Paralaoma servilis (aka Paralaoma caputspinulae and Toltecia pusilla). I actually ticked this snail in Kent earlier in the year and then found it again in North London on 16th. The ribbing is reminiscent of Vallonia costata but that species is creamy white. First recorded in Britain from a plant nursery in Luton in 1985, and I think still establishing.

Isochnus sequensi. One of the hopping weevils (Rhamphini) but without conspicuously fat hind femora, though it can still hop. Disovered at Canterbury in 1952 and given Insufficiently Known (RDBK) status in 1992, it has spread across much of the south-east on Crack Willow and is on its way to being common. Seen in North London on 16th.

Killarney Fern gametophyte in the deep, damp shade of a rocky stream gully in Alfoxton Wood, Somerset on 20th August. It's the green felty stuff.

Great Scented Liverwort Conocephalum conicum sensu stricto, a common species. At the Killarney Fern site.
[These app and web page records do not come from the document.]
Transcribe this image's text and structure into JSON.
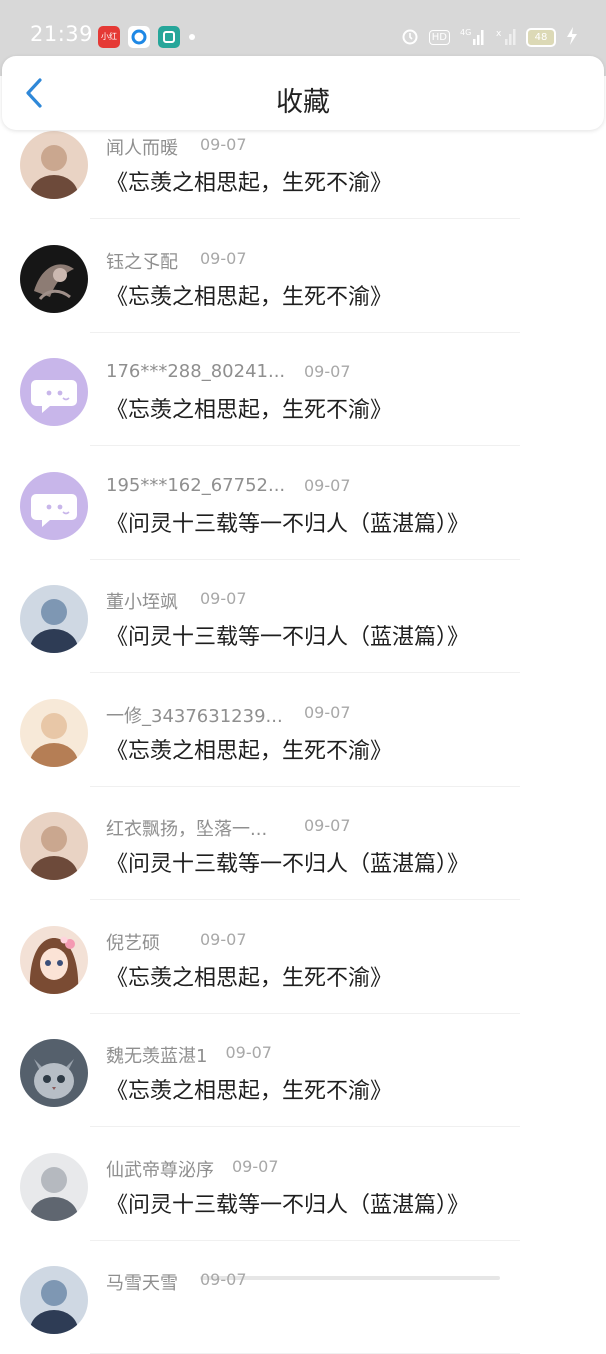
{
  "status_bar": {
    "time": "21:39",
    "battery": "48",
    "network": "4G",
    "hd": "HD",
    "app_icons": [
      {
        "name": "app-icon-red",
        "label": "小红书",
        "color": "#e53935"
      },
      {
        "name": "app-icon-blue",
        "label": "",
        "color": "#1e88e5"
      },
      {
        "name": "app-icon-green",
        "label": "",
        "color": "#26a69a"
      }
    ]
  },
  "header": {
    "title": "收藏",
    "back_icon": "chevron-left-icon",
    "accent_color": "#2f88d8"
  },
  "items": [
    {
      "author": "闻人而暖",
      "date": "09-07",
      "title": "《忘羡之相思起，生死不渝》",
      "avatar": "photo-avatar"
    },
    {
      "author": "钰之孓配",
      "date": "09-07",
      "title": "《忘羡之相思起，生死不渝》",
      "avatar": "illustration-avatar"
    },
    {
      "author": "176***288_80241...",
      "date": "09-07",
      "title": "《忘羡之相思起，生死不渝》",
      "avatar": "default-chat-avatar"
    },
    {
      "author": "195***162_67752...",
      "date": "09-07",
      "title": "《问灵十三载等一不归人（蓝湛篇）》",
      "avatar": "default-chat-avatar"
    },
    {
      "author": "董小垤飒",
      "date": "09-07",
      "title": "《问灵十三载等一不归人（蓝湛篇）》",
      "avatar": "photo-avatar"
    },
    {
      "author": "一修_3437631239...",
      "date": "09-07",
      "title": "《忘羡之相思起，生死不渝》",
      "avatar": "photo-avatar"
    },
    {
      "author": "红衣飘扬，坠落一...",
      "date": "09-07",
      "title": "《问灵十三载等一不归人（蓝湛篇）》",
      "avatar": "photo-avatar"
    },
    {
      "author": "倪艺硕",
      "date": "09-07",
      "title": "《忘羡之相思起，生死不渝》",
      "avatar": "anime-avatar"
    },
    {
      "author": "魏无羡蓝湛1",
      "date": "09-07",
      "title": "《忘羡之相思起，生死不渝》",
      "avatar": "cat-avatar"
    },
    {
      "author": "仙武帝尊泌序",
      "date": "09-07",
      "title": "《问灵十三载等一不归人（蓝湛篇）》",
      "avatar": "photo-avatar"
    },
    {
      "author": "马雪天雪",
      "date": "09-07",
      "title": "",
      "avatar": "photo-avatar"
    }
  ]
}
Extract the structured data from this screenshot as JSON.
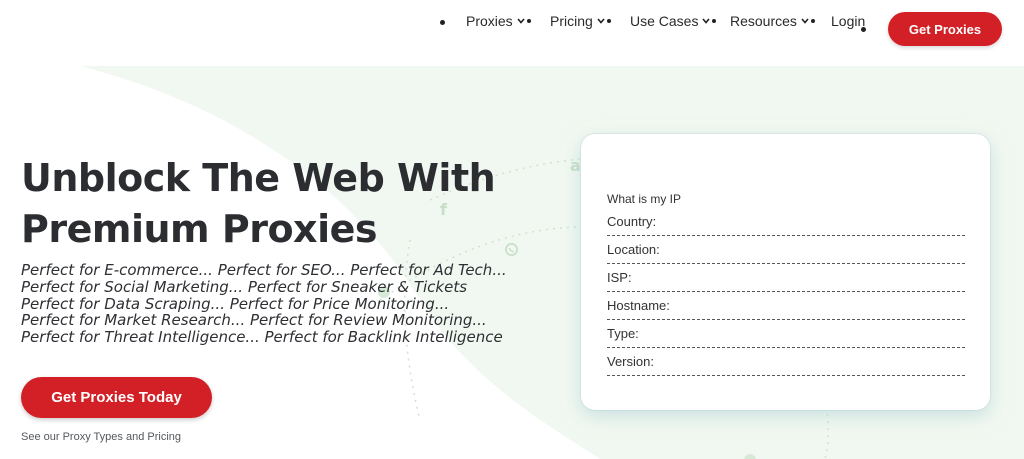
{
  "nav": {
    "items": [
      {
        "label": "Proxies"
      },
      {
        "label": "Pricing"
      },
      {
        "label": "Use Cases"
      },
      {
        "label": "Resources"
      }
    ],
    "login_label": "Login",
    "cta_label": "Get Proxies"
  },
  "hero": {
    "title_line1": "Unblock The Web With",
    "title_line2": "Premium Proxies",
    "taglines": [
      "Perfect for E-commerce... Perfect for SEO... Perfect for Ad Tech...",
      "Perfect for Social Marketing... Perfect for Sneaker & Tickets",
      "Perfect for Data Scraping... Perfect for Price Monitoring...",
      "Perfect for Market Research... Perfect for Review Monitoring...",
      "Perfect for Threat Intelligence... Perfect for Backlink Intelligence"
    ],
    "cta_label": "Get Proxies Today",
    "sub_link": "See our Proxy Types and Pricing"
  },
  "ip_card": {
    "title": "What is my IP",
    "fields": [
      {
        "label": "Country:"
      },
      {
        "label": "Location:"
      },
      {
        "label": "ISP:"
      },
      {
        "label": "Hostname:"
      },
      {
        "label": "Type:"
      },
      {
        "label": "Version:"
      }
    ]
  },
  "icons": [
    "chevron-down-icon",
    "facebook-icon",
    "whatsapp-icon",
    "amazon-icon"
  ],
  "colors": {
    "brand_red": "#d32027",
    "bg_green": "#eef7ee",
    "text_dark": "#2b2d31"
  }
}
Corizus hyoscyami. I have been waiting to see this species for a while but it wasn't until a visit to Salisbury Plain on 21st August that I finally connected, thanks to Dave Gibbs who swept it and called me over.

In a 1972 paper on British ground beetles (Carabidae), Carl Lindroth predicted that Harpalus griseus could occur in Britain, perhaps as a migrant, but could be overlooked as a small Harpalus rufipes. And in July 1995, Lindroth’s prediction came true when a single specimen of Harpalus griseus was found at a moth trap in Wimbledon. And then in 2008, Marcel Ashby found three by pitfall trapping in an arable field margin on Croxton Hall Farm, Thetford. I was working nearby in 2009 so I spent quite a bit of time revisiting this field margin, as did Marcel, but despite finding a load of other interesting beetles, including Ophonus laticollis, Norfolk’s first Zabrus tenebrioides for over 100 years, and Norfolk’s second record of Xantholinus laevigatus, there was no further sign of Harpalus griseus. But this year James McGill decided to check it out again and found a single Harpalus griseus on the night of 20th August, the 5th British individual. On a fairly warm Thursday night, Dave Buckingham, Andy Schofield and I joined James to take another look. We did find another singleton Harpalus griseus but tragically it was dead.

Harpalus griseus, aka "The Brazilian"

The pronotal shape is a good character to separate from H. rufipes, which has slightly concave pronotal side-margins towards the base, and more distinct, less blunt, hind-angles. On the underside, the last three abdominal segments provide the clincher: whereas rufipes is punctate and pubescent at the sides but smooth and hairless in the middle, griseus has a stripe of pubescence down the middle only. Or to put it another way, it has a Brazilian.

Harpalus griseus underside by James McGill, illustrating the medial pubescence on the abdominal segments

Harpalus rufipes underside by James McGill

I am pretty gutted to have only found one dead griseus on the night, despite collectively checking what must amount to well over 100 Harpalus rufipes. But at least we know that it has been established in that field for at least five years now.